Public deliberation, highly valued by many African societies, becomes the cornerstone of a new system of African political philosophy in this brilliant, highly original study. In Deliberative Agency, philosopher Uchenna Okeja offers a way to construct a new political center by building it around the ubiquitous African practice of public deliberation, a widely accepted means to resolve legal matters, reconcile feuding groups, and reestablish harmony.
In cities, hometown associations and voluntary organizations carry out the task of fostering deliberation among African groups for different reasons. In some instances, the deliberation aims to settle disputes.

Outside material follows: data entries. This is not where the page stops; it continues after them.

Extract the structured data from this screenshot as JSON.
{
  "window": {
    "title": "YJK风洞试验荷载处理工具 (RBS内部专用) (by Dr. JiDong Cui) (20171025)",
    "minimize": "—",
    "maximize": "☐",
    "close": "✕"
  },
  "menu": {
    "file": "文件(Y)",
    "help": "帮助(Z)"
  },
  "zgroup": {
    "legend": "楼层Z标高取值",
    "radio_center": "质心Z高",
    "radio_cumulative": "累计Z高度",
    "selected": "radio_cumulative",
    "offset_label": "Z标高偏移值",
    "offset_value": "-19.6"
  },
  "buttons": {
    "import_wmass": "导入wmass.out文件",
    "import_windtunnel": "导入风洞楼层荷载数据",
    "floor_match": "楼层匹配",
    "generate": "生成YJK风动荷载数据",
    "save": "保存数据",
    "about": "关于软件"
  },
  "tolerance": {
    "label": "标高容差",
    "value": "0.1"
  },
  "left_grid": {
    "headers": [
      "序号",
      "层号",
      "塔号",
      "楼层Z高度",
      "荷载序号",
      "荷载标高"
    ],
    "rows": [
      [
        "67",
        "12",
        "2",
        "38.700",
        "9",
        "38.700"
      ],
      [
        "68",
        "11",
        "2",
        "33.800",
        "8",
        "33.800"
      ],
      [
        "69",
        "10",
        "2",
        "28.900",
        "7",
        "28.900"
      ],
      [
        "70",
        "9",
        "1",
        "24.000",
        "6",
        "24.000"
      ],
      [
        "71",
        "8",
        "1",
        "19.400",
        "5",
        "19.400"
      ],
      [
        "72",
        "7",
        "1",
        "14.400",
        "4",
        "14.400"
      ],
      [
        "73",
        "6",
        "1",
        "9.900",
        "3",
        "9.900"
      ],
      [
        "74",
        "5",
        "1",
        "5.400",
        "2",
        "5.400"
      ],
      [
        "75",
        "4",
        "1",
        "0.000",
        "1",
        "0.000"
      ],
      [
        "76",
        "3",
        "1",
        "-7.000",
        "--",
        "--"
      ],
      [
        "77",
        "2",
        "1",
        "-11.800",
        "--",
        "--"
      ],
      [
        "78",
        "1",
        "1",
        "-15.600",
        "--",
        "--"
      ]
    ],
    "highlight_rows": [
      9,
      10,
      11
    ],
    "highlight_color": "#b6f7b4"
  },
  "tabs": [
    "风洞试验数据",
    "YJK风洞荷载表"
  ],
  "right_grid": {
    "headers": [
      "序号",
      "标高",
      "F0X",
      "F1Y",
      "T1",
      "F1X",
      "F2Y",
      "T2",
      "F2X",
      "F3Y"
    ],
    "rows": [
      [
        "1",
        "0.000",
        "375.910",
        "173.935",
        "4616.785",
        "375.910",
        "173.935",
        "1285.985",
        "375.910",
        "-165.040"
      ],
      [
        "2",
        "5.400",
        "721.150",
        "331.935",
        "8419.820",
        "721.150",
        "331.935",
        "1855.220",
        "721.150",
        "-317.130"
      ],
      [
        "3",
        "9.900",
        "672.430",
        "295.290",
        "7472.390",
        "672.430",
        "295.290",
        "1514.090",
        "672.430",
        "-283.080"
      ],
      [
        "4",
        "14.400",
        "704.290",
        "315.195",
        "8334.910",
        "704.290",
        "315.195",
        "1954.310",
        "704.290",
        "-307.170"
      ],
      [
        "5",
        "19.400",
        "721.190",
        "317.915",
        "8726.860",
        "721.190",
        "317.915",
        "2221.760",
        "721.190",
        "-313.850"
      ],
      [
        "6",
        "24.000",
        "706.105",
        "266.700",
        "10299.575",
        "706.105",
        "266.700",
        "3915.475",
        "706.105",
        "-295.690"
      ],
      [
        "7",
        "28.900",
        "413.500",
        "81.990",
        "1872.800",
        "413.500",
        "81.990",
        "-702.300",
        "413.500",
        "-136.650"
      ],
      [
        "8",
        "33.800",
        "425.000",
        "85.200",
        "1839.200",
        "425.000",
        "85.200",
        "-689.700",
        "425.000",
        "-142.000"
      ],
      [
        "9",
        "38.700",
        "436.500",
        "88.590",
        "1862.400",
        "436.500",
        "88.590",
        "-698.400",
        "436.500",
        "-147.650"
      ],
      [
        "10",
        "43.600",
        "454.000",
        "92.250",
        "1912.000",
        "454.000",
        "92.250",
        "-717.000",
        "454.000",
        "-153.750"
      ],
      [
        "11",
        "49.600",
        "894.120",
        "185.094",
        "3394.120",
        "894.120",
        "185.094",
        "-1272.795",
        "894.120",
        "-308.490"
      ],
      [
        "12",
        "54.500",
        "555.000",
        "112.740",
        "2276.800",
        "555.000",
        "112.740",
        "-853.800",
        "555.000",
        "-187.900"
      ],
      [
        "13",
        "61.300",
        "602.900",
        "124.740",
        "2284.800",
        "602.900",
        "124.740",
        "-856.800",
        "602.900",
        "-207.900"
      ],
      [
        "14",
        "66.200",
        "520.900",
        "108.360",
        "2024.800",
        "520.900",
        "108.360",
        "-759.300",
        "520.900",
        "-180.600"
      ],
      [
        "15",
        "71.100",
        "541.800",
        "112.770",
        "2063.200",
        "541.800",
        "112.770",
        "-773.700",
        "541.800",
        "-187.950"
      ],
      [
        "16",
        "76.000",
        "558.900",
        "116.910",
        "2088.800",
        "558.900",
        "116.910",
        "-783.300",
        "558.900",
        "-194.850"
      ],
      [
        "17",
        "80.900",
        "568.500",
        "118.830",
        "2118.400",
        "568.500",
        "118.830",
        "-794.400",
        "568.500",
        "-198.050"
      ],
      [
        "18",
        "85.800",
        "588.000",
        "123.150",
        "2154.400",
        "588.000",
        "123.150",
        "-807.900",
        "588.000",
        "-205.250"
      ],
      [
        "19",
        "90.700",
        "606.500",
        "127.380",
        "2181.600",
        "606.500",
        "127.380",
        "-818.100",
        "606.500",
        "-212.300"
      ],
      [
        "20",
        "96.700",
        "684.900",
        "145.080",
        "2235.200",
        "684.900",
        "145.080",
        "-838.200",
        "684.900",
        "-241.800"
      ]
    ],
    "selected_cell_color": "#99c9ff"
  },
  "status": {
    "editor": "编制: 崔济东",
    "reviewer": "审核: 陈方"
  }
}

In others, the aim is to decide the best action to take to address unfortunate incidents such as death.
Through a measured, comparative analysis, Deliberative Agency argues that the best way to reimagine and harness the idea of public deliberation, based on current experiences in Africa, is to see it as performance of agency. Building a new political center around the practice places agency at the core of a new political life in Africa.
About the Author
Uchenna Okeja is a professor of philosophy at Rhodes University and research associate at Nelson Mandela University. He is the co-editor of the journal Philosophical Papers.